"Damages" star Glenn Close knows, but won't reveal, major spoilers about her legal drama, whose fifth and final season begins Wednesday at 9 p.m. on DirecTV's Audience Network.
But the northern Westchester County resident does shine a light on what she believes will unfold in real life: namely, a break from acting, now that her TV series and most recent feature film, "Albert Nobbs," have wrapped.
"I finally made this movie that I wanted to make for 14 years; we finally pulled that off," Close said while lounging in a suite at Manhattan's Plaza Hotel during the June 26 "Damages" press junket. "We finished 'Damages,' which is a great feeling of closure and pride. And honestly, I know I'm not ready to leap into anything right now, so, I'm thinking I'll know when that time is, but I'm very happy to kind of take some time off."

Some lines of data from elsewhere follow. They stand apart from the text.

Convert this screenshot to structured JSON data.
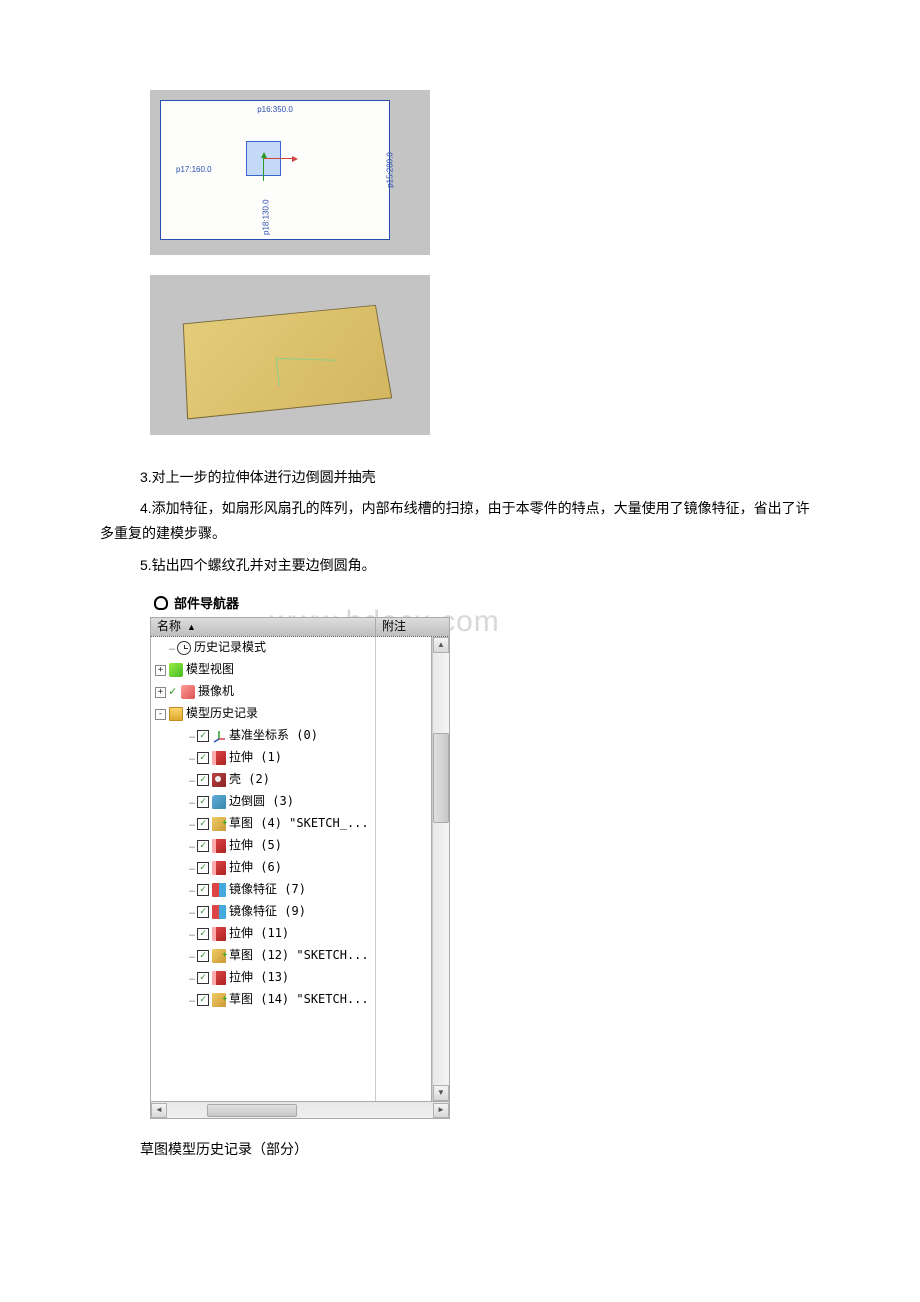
{
  "sketch1": {
    "dim_top": "p16:350.0",
    "dim_left": "p17:160.0",
    "dim_bottom": "p18:130.0",
    "dim_right": "p15:280.0"
  },
  "text": {
    "para3": "3.对上一步的拉伸体进行边倒圆并抽壳",
    "para4": "4.添加特征，如扇形风扇孔的阵列，内部布线槽的扫掠，由于本零件的特点，大量使用了镜像特征，省出了许多重复的建模步骤。",
    "para5": "5.钻出四个螺纹孔并对主要边倒圆角。",
    "caption": "草图模型历史记录（部分）"
  },
  "watermark": "www.bdocx.com",
  "panel": {
    "title": "部件导航器",
    "col_name": "名称",
    "col_note": "附注"
  },
  "tree": [
    {
      "level": 1,
      "expander": "",
      "check": false,
      "iconClass": "icon-clock",
      "label": "历史记录模式"
    },
    {
      "level": 0,
      "expander": "+",
      "check": false,
      "iconClass": "icon-model",
      "label": "模型视图"
    },
    {
      "level": 0,
      "expander": "+",
      "check": false,
      "preIcon": "check",
      "iconClass": "icon-camera",
      "label": "摄像机"
    },
    {
      "level": 0,
      "expander": "-",
      "check": false,
      "iconClass": "icon-folder",
      "label": "模型历史记录"
    },
    {
      "level": 2,
      "expander": "",
      "check": true,
      "iconClass": "icon-csys",
      "label": "基准坐标系 (0)"
    },
    {
      "level": 2,
      "expander": "",
      "check": true,
      "iconClass": "icon-extrude",
      "label": "拉伸 (1)"
    },
    {
      "level": 2,
      "expander": "",
      "check": true,
      "iconClass": "icon-shell",
      "label": "壳 (2)"
    },
    {
      "level": 2,
      "expander": "",
      "check": true,
      "iconClass": "icon-fillet",
      "label": "边倒圆 (3)"
    },
    {
      "level": 2,
      "expander": "",
      "check": true,
      "iconClass": "icon-sketch",
      "label": "草图 (4) \"SKETCH_..."
    },
    {
      "level": 2,
      "expander": "",
      "check": true,
      "iconClass": "icon-extrude",
      "label": "拉伸 (5)"
    },
    {
      "level": 2,
      "expander": "",
      "check": true,
      "iconClass": "icon-extrude",
      "label": "拉伸 (6)"
    },
    {
      "level": 2,
      "expander": "",
      "check": true,
      "iconClass": "icon-mirror",
      "label": "镜像特征 (7)"
    },
    {
      "level": 2,
      "expander": "",
      "check": true,
      "iconClass": "icon-mirror",
      "label": "镜像特征 (9)"
    },
    {
      "level": 2,
      "expander": "",
      "check": true,
      "iconClass": "icon-extrude",
      "label": "拉伸 (11)"
    },
    {
      "level": 2,
      "expander": "",
      "check": true,
      "iconClass": "icon-sketch",
      "label": "草图 (12) \"SKETCH..."
    },
    {
      "level": 2,
      "expander": "",
      "check": true,
      "iconClass": "icon-extrude",
      "label": "拉伸 (13)"
    },
    {
      "level": 2,
      "expander": "",
      "check": true,
      "iconClass": "icon-sketch",
      "label": "草图 (14) \"SKETCH..."
    }
  ]
}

Helping her ease into a self-imposed hiatus, she says, is her satisfaction with the TV series' final episodes. That comfort, she adds, is due in large part to the "Damages" writing team of Daniel Zelman, Glenn Kessler and Todd A. Kessler.
"I think it's as good as the pilot, and that's saying a lot," Close said. "I'm really happy with the way it ended."
Despite winning two Emmy Awards and a Golden Globe for her portrayal of the high-powered and ethically challenged lawyer Patty Hewes on "Damages," Close says her aptitude for the legal profession is limited to on-screen dramatics.
"I'd be a terrible lawyer," she said. "You have to do a lot of reading of very dry stuff. I don't think I could do that. I'm not wired to do it. I don't have that kind of brain ... It's fun to play it, but I could never be it in real life."
At one time, Close related to Hewes' professional drive and ambition. "To be at a point in my career that I have been, you have to be driven to make something of yourself in this profession," she said. "But I'm in a great place."
As Hewes, Close has an increasingly vicious and dysfunctional on-screen rivalry with Rose Byrne, who plays Ellen Parsons. The final season of "Damages" will feature the two in a ruthless showdown, in and out of court, and, Close says, will shed some light on the family situations that shaped these characters.
"I think it is a very fascinating psychological battle between Ellen and Patty, because they go up against each other in this big case," Close said. "And it, really, for me is kind of a culmination of Patty's manipulative brilliance."
But in reality, Close contended, the two aren't quite that competitive, as evidenced by a visit to her family house in New England. "Rosie once visited us in Maine, and we played beach boccie," Close added with a laugh. "I can't remember how she did."
A six-time Academy Award nominee -- including one for her performance in "Albert Nobbs" -- as well as a three-time Tony Award winner, Close finds episodic television acting different from cinematic and theatrical work, but uniquely appealing.
"Long-form drama, especially now -- which I think is kind of a golden age of writing for American television -- is a true art form," Close said. "I think it's our 20th century version of what [Charles] Dickens was when he was writing. It's a luxury for an actor to actually create a history over time with a character, with the other characters, in a story. And I think the writing and storytelling is as compelling as some of the great novelists."
Now that "Damages" is coming to an end, Close might be limiting her acting commitments, but she said she can see herself devoting more time to her charity, Bring Change 2 Mind, which aims to improve awareness and acceptance of those who face mental illness. Close's sister, Jessie, is bipolar, and her nephew, Calen Pick, has a schizo-affective disorder.
"The most effective thing is for people to meet people with mental illness and realize that all the cliches, and all the images, that largely come through the media, are not the norm," Close said.
A break from performing might not be the only refuge that Close seeks. Asked whether there was anything about "Damages," her life or her career that she wishes would receive more press, Close laughed and flipped the question.
"I'd argue that there's too much that's stated these days," she said. "I think, in some ways, because of our instant communication and tweeting and hashtags and all that, that we're in a danger of becoming a people who don't know how to reflect anymore. We don't know how to be in the quiet of our own thoughts, and I think that's very important."